‘Hey Dad, if I were a terrorist I would get on at the stopover.’ When twelve-year-old Olivier Cujot says those words to his father on page 2 of Operation Thunderbolt, you know you are in the grip of a thriller-diller. The scene is Israel’s Ben Gurion airport in June 1976, where the 228 passengers booked on Air France 139 have been told that their flight to Paris will make an unscheduled stop-over in Athens. The airport there, as Cujot knew, was notorious for its hit-or-miss security. Sure enough, four terrorists board in Athens, their uninspected bags full of guns and hand grenades. Shortly after the plane takes off again, they storm the cockpit and order the pilots to divert, first to Libya and then to Entebbe in Uganda. The operation was carried out by the Popular Front for the Liberation of Palestine, with the objective being the release of a large number of mostly Palestinian and pro-Palestinian prisoners.
A professor of history at Buckingham University, Saul David is the author of lively scholarly studies on the Zulu War of 1879 and the Charge of the Light Brigade, as well as a number of pacey historical novels.
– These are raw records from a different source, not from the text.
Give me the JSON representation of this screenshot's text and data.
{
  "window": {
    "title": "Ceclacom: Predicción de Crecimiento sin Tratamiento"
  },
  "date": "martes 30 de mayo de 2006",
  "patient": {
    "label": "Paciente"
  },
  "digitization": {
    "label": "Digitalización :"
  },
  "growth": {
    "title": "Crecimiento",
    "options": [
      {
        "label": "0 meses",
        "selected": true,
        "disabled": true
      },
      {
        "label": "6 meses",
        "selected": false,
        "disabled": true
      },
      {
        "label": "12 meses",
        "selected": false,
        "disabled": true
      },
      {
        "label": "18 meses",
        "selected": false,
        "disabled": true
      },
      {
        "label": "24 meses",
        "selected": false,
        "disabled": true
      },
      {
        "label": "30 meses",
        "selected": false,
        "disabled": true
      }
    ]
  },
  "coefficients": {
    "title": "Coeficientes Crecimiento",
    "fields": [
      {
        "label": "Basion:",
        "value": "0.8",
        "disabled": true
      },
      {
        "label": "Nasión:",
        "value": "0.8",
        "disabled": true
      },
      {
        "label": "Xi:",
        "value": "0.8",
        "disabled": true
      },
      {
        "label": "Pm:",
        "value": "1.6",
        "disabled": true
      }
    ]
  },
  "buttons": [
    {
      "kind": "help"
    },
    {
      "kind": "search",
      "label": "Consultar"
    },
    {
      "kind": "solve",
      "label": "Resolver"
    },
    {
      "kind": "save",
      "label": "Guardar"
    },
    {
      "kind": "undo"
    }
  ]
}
Nearly forty years on from the hijacking, and after many books and three feature-length films on the hostage crisis and the subsequent rescue in Entebbe, he has decided to tell the story of Operation Thunderbolt in real time. He moves back and forth between Entebbe and Nairobi airport in Kenya – where the rescuers were secretly allowed to land their four Hercules aircraft for refuelling – and between Jerusalem and Tel Aviv. In Israel, a